Interface dataset entries:
[Start of Attachment]

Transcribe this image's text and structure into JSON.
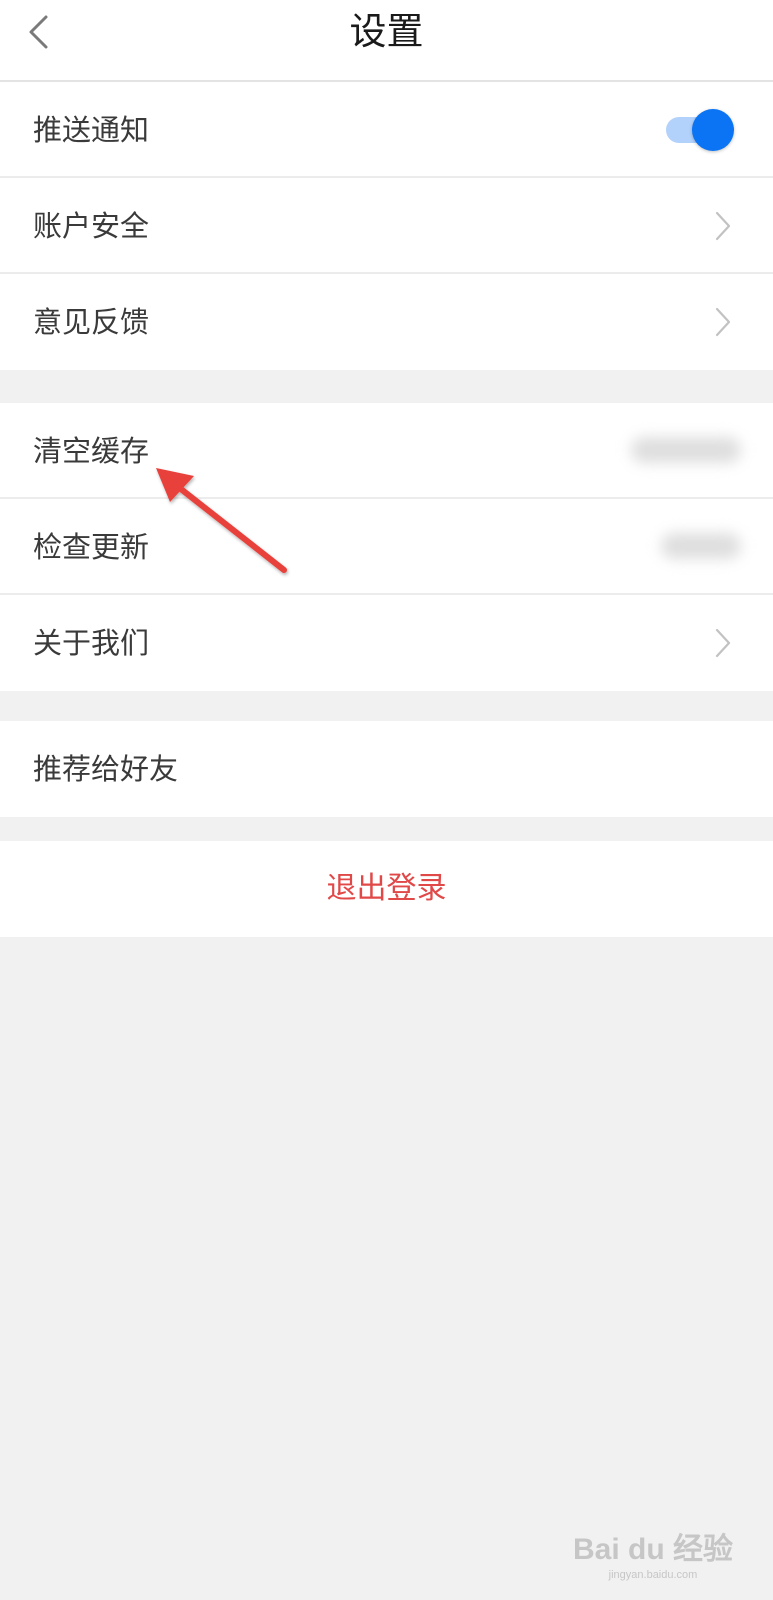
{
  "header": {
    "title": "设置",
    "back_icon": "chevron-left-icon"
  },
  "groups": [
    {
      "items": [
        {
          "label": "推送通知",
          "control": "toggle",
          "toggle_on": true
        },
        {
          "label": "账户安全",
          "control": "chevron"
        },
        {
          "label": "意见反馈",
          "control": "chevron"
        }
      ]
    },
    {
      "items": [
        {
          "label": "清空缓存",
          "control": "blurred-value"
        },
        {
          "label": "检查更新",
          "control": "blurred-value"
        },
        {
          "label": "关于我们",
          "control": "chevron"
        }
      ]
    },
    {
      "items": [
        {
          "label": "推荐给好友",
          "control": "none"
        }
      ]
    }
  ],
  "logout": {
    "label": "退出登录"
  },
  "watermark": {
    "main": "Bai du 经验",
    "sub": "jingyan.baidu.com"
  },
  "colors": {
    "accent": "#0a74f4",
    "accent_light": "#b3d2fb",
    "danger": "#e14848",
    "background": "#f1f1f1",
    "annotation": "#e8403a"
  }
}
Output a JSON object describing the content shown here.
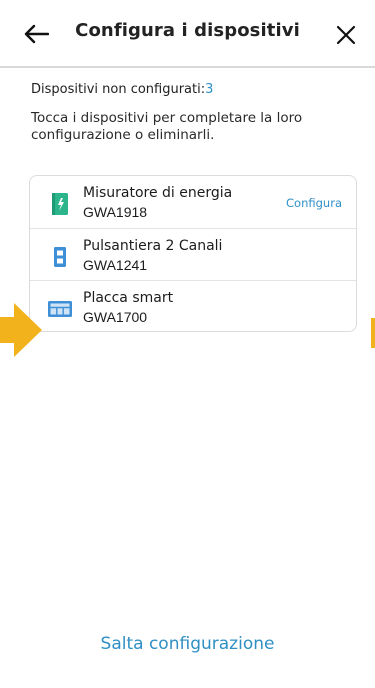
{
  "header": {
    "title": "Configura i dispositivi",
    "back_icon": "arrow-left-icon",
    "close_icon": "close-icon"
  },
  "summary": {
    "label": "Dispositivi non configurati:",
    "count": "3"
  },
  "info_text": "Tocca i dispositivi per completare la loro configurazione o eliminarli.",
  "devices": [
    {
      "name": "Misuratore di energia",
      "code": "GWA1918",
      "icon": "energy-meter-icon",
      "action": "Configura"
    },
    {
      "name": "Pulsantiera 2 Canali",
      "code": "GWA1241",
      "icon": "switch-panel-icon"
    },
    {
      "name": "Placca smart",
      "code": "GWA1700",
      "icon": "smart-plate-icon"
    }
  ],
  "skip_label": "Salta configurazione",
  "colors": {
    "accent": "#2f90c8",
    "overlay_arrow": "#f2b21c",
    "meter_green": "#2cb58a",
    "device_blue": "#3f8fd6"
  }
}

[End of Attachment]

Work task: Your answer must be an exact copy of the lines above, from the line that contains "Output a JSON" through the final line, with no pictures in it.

Exercise response:
Output a JSON object describing the content shown here.
{
  "header": {
    "title": "Configura i dispositivi",
    "back_icon": "arrow-left-icon",
    "close_icon": "close-icon"
  },
  "summary": {
    "label": "Dispositivi non configurati:",
    "count": "3"
  },
  "info_text": "Tocca i dispositivi per completare la loro configurazione o eliminarli.",
  "devices": [
    {
      "name": "Misuratore di energia",
      "code": "GWA1918",
      "icon": "energy-meter-icon",
      "action": "Configura"
    },
    {
      "name": "Pulsantiera 2 Canali",
      "code": "GWA1241",
      "icon": "switch-panel-icon"
    },
    {
      "name": "Placca smart",
      "code": "GWA1700",
      "icon": "smart-plate-icon"
    }
  ],
  "skip_label": "Salta configurazione",
  "colors": {
    "accent": "#2f90c8",
    "overlay_arrow": "#f2b21c",
    "meter_green": "#2cb58a",
    "device_blue": "#3f8fd6"
  }
}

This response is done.